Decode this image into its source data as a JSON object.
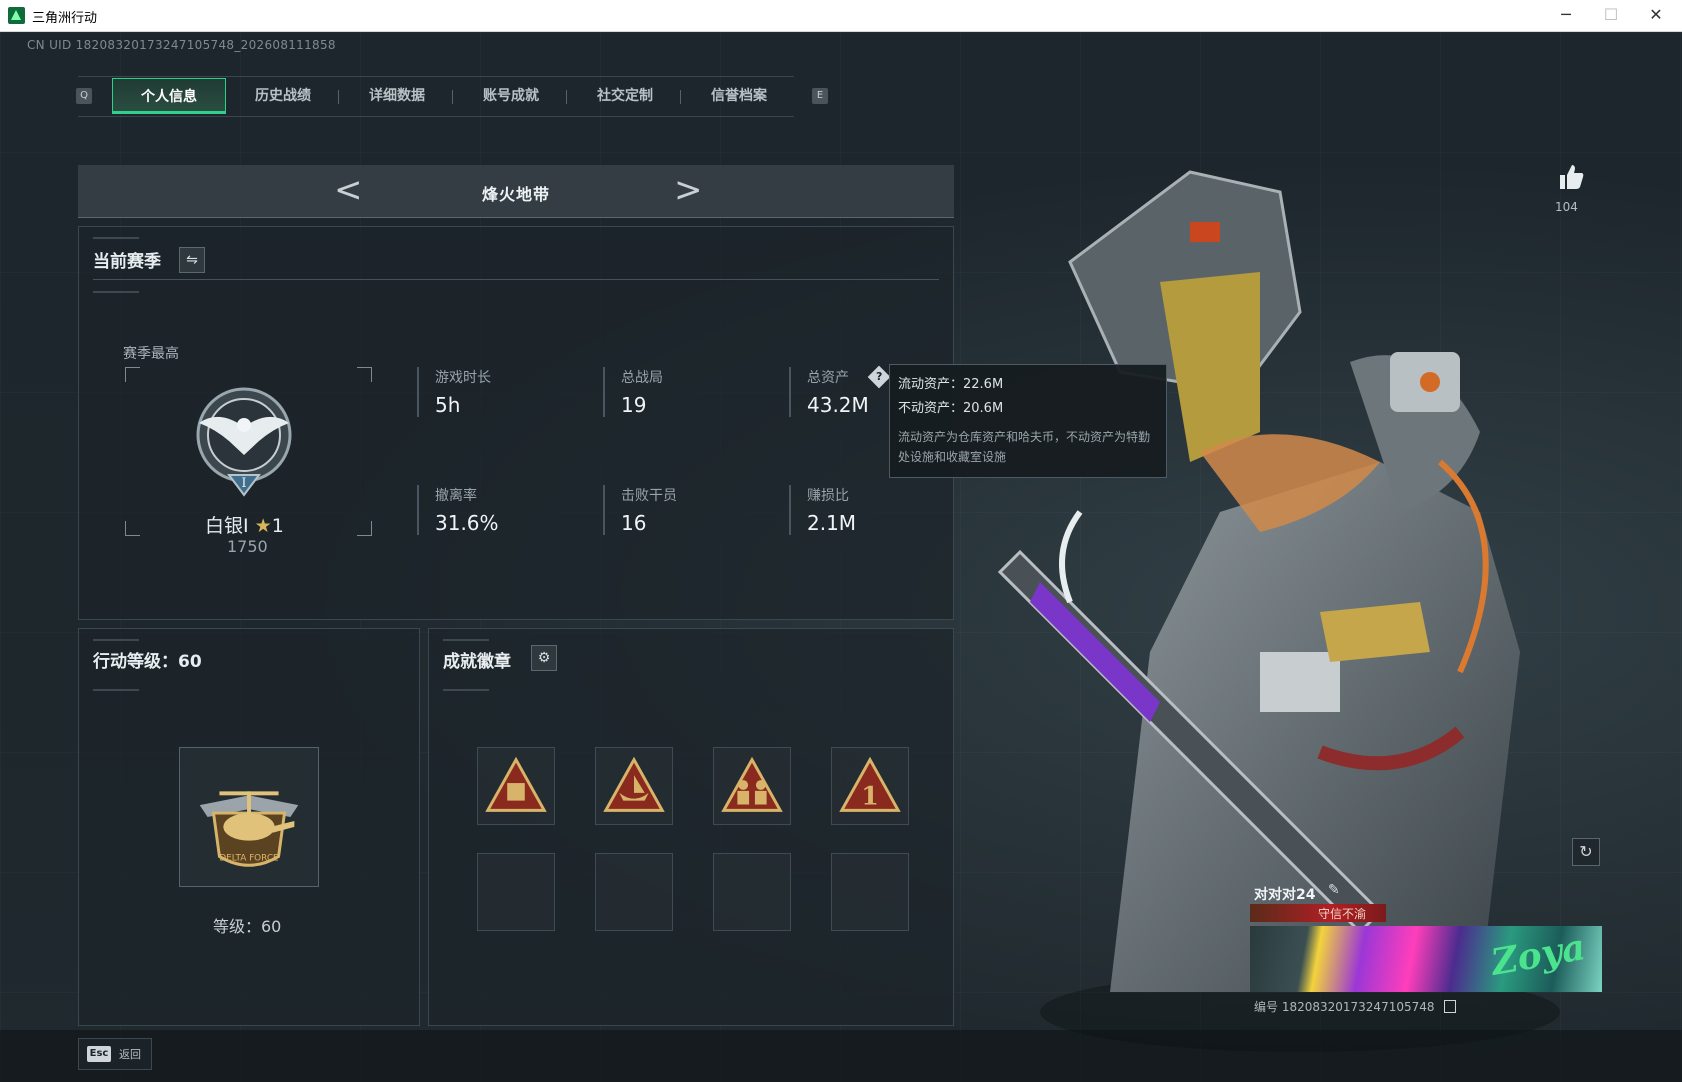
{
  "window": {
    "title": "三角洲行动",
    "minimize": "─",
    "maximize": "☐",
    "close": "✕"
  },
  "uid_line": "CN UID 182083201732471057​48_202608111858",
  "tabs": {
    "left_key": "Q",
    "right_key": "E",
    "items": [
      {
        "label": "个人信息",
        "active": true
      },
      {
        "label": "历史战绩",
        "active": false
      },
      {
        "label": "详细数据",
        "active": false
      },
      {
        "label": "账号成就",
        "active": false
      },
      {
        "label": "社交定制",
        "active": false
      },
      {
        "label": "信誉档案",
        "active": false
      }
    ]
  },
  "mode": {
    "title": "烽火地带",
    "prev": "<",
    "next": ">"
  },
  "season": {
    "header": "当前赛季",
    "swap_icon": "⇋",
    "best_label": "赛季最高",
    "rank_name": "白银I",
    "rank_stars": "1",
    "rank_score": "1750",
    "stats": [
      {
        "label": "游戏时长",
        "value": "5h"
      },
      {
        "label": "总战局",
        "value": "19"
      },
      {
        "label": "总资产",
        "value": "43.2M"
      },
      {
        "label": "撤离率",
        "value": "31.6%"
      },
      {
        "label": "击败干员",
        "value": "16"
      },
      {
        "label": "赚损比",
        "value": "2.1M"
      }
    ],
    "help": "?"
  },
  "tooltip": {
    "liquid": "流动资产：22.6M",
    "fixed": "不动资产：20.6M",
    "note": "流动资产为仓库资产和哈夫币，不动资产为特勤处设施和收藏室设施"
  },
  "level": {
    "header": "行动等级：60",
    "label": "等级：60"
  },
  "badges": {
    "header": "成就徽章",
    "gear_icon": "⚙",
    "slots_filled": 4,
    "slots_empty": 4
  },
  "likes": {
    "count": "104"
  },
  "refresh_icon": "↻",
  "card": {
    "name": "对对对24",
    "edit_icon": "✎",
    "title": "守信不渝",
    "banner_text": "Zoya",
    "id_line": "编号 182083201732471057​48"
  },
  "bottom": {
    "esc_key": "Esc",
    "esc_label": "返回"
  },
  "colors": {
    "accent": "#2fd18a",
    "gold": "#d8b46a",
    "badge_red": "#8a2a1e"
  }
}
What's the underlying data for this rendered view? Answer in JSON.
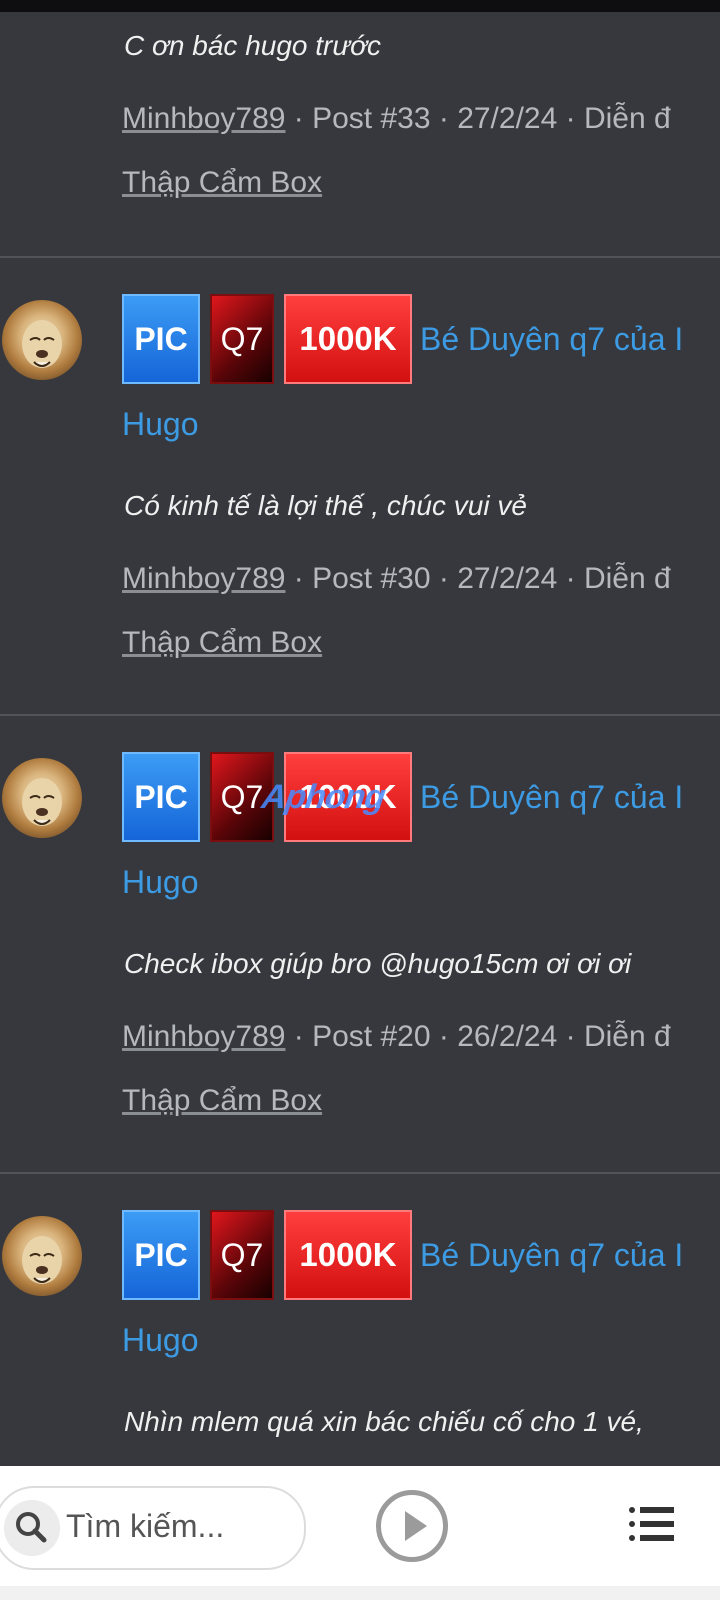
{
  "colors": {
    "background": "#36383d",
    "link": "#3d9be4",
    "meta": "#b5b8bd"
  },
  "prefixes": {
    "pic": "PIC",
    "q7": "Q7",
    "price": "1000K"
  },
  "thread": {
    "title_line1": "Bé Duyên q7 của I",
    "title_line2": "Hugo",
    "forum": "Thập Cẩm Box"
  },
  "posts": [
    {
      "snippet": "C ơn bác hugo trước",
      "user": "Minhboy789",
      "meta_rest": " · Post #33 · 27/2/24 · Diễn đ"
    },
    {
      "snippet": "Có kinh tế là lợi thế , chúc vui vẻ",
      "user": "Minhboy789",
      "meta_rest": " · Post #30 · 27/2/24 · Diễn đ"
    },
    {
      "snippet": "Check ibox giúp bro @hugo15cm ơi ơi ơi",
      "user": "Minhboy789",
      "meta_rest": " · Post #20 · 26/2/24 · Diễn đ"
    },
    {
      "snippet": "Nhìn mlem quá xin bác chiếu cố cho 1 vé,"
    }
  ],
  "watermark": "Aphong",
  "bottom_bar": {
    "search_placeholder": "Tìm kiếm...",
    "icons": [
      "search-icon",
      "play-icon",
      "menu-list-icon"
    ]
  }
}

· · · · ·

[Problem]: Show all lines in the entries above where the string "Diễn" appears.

[Problem solution]:
      "meta_rest": " · Post #33 · 27/2/24 · Diễn đ"
      "meta_rest": " · Post #30 · 27/2/24 · Diễn đ"
      "meta_rest": " · Post #20 · 26/2/24 · Diễn đ"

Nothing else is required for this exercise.